- _About this exercise_
This task calls for copying each line below that contains "text".

**** Dataset content ****

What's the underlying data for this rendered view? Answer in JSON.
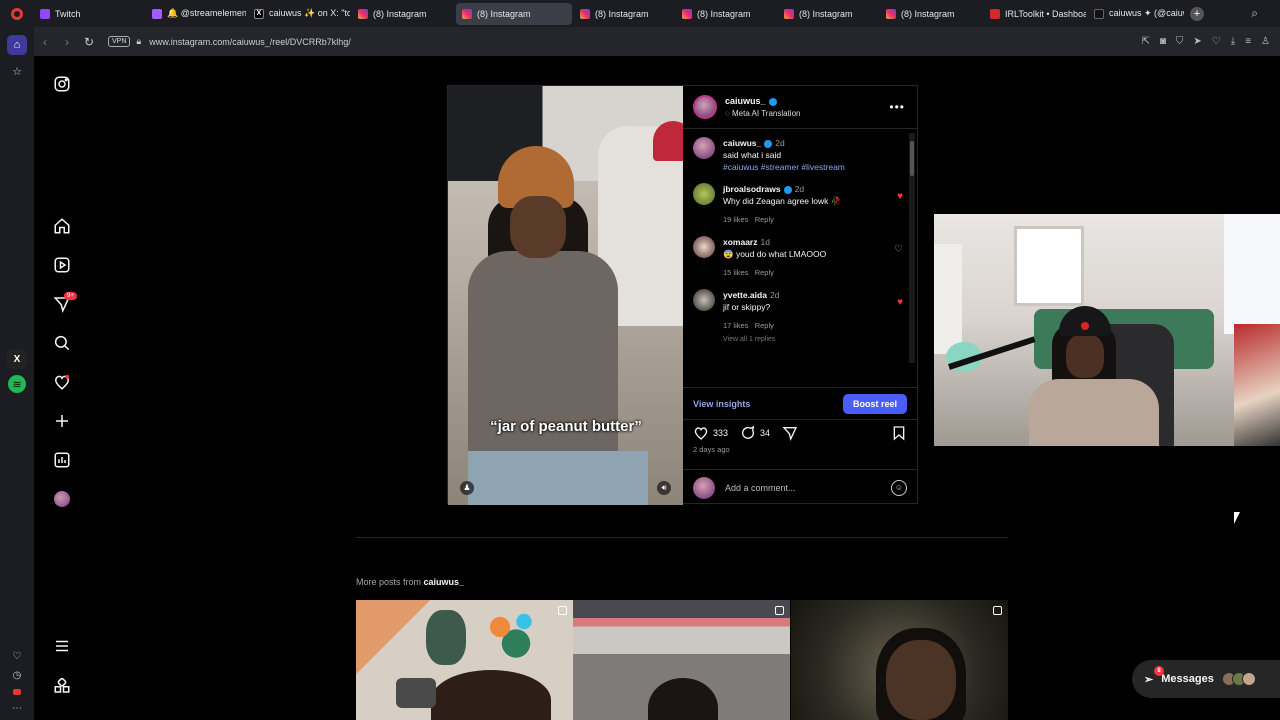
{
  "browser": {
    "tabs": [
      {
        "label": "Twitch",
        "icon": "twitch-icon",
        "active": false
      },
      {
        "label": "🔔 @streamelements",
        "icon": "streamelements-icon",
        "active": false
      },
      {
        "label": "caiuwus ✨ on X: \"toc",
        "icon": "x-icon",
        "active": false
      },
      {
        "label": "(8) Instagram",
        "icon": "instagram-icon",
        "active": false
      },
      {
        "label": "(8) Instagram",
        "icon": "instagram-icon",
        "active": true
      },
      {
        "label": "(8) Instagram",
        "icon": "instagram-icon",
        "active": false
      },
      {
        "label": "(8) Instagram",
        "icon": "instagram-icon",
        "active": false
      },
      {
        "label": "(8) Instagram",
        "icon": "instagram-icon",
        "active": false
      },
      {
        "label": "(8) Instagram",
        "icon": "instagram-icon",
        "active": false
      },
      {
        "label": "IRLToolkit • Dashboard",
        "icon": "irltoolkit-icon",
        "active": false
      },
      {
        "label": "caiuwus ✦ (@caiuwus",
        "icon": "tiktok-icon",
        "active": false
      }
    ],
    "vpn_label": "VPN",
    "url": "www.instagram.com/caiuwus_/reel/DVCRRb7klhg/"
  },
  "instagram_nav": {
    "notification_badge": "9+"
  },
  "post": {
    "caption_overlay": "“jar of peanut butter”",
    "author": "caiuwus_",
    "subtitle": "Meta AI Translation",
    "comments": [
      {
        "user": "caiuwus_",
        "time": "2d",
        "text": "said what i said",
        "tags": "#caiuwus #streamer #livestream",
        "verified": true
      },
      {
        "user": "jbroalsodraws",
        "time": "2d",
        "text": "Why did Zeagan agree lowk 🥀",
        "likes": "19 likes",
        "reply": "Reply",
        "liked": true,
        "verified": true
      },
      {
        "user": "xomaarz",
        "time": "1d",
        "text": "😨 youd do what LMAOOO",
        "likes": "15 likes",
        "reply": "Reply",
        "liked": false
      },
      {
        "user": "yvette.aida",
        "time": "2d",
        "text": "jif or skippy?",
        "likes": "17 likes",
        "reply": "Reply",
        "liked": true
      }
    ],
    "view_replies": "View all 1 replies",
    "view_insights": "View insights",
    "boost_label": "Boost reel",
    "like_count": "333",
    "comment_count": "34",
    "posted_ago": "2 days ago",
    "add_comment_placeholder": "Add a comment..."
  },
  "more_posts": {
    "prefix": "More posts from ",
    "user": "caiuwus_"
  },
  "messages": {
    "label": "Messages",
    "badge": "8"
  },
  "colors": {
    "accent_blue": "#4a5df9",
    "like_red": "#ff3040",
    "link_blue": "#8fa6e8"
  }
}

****

- _Response area_
        "text": "said what i said",
        "text": "Why did Zeagan agree lowk 🥀",
        "text": "😨 youd do what LMAOOO",
        "text": "jif or skippy?",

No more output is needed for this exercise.